If there ever was a perfect time to start an online book club, this is it. Everyone is looking for inspiration, distraction, anything to feel like life as we know it continues. We finally have the time to tackle books we “always wanted to read”, so no more excuses!
Why not read a book together and establish your very own online book club? It can be a great way to help establish new healthy routines in these uncertain times, spend time with friends and entertain some new ideas. Or perhaps you’ll even read some foreign language books so that once all of this strange situation is over, you’ll emerge from your social distancing cocoon with tons of new idioms and vocab under your belt.
Here are some basic steps to get you up and running:
1. Set Up An Online Group
First of all, you need some kind of base of operations where you can organize meetings, post surveys and just hang out. The easiest way is to just set up a Facebook group. Everyone is already there, and it has tons of features. But there are alternatives: for example you could open a group on Goodreads (“the Facebook for books”) or if you want something more involved, start your own Slack or Discord channel. At the end of the day, it probably doesn’t matter that much where you build your group, as long as it’s easy for people to join.
2. Decide Which Book(s) You Want To Read
For a book club to really take off, you obviously need to agree on which book you are going to read. This can be tricky, because everyone has different tastes and preferences. How to hash this out? One good way is to just let everyone in your group suggest some titles. After you’ve collected a number of suggestions, post a survey and let the group decide. If necessary repeat this process until you’ve picked a clear “winner”.

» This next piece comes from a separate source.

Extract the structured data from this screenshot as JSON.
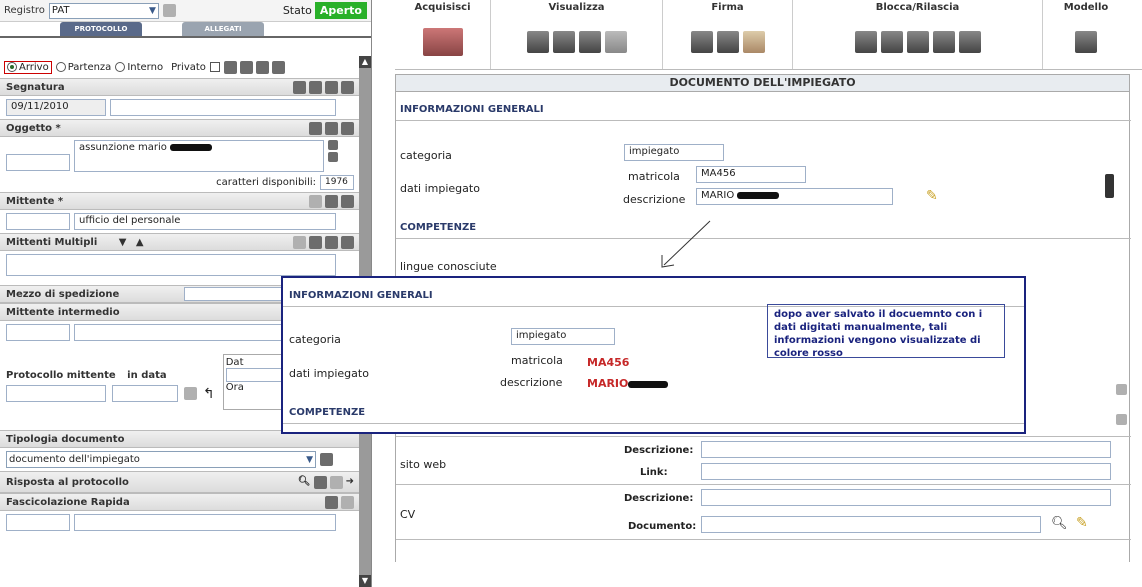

3. Schedule Your First Meeting
Traditionally book clubs meet in cafes, libraries or living rooms, but also “virtual” meetings with video and audio need to be scheduled. It can be tricky to find a time that suits everyone, especially if your members are scattered across different time-zones. To find a good day and time, you can use a tool like Doodle, mark a few possible time slots and post it to your group. People can then mark which options are convenient for them.
4. Set Up Your Virtual Meeting Space
After you’ve got a bunch of people together, picked a book you want to read and scheduled a time for your first meeting it’s time to meet! In an ideal case you’ll want to be able to hear and see all participants, but even just an audio connection may be sufficient.
Skype and Zoom are the most commonly used tools in such a scenario. But Skype can be laggy at times, and Zoom, at least in its free version, limits your sessions to 40 minutes which can get annoying quickly if you have to reboot the meeting continuously. Also in both cases you need to download the apps and/or establish accounts with these services. Google Hangouts is also an option, although I’ve always found it a bit clunky.
Today I’d like to recommend another alternative. It’s called LiveWebinar and has a very generous free plan where you can meet with up to five people in a full-fledged online meeting space with audio, video, screen sharing and other tools. Also, it runs locally in your browser, so no need to download anything or have participants register accounts. You can just send people links, even to their mobile phones, and that’s it.
Here’s how such a meeting might look like:
On the upper right you see the participants audio/video streams, a list of participants chat feeds, etc. and on the left I’ve put up screen-sharing of a book through Amazon Kindle’s Cloud Reader.
It’s quite a powerful piece of software with lots of different features and customization options. You can record your meetings and even livestream to YouTube, Facebook, etc.
I’m not affiliated with them, by the way. I’ve simply recently helped a teacher set up an online classroom and was surprised to see how stable and convenient LiveWebinar is, especially when compared to pricey industry standards such as as Adobe Connect. Even their premium plans are quite competitive, should you want to expand your meetings.
5. Come Up With A Schedule And Reading Plan
Once you’ve got all of it set up, you need to come up with a schedule. Do you want people to read parts of the book in between meetings and then come together to discuss what you’ve read? Or do you want to read through the book together live, in your online sessions? Both approaches have their advantages. It all depends on the length of the book and how often you can meet.
These are just some very basic guidelines of course. Have you started your own online book club yet? What are you reading? Which tools are you using? Let me know in the comments!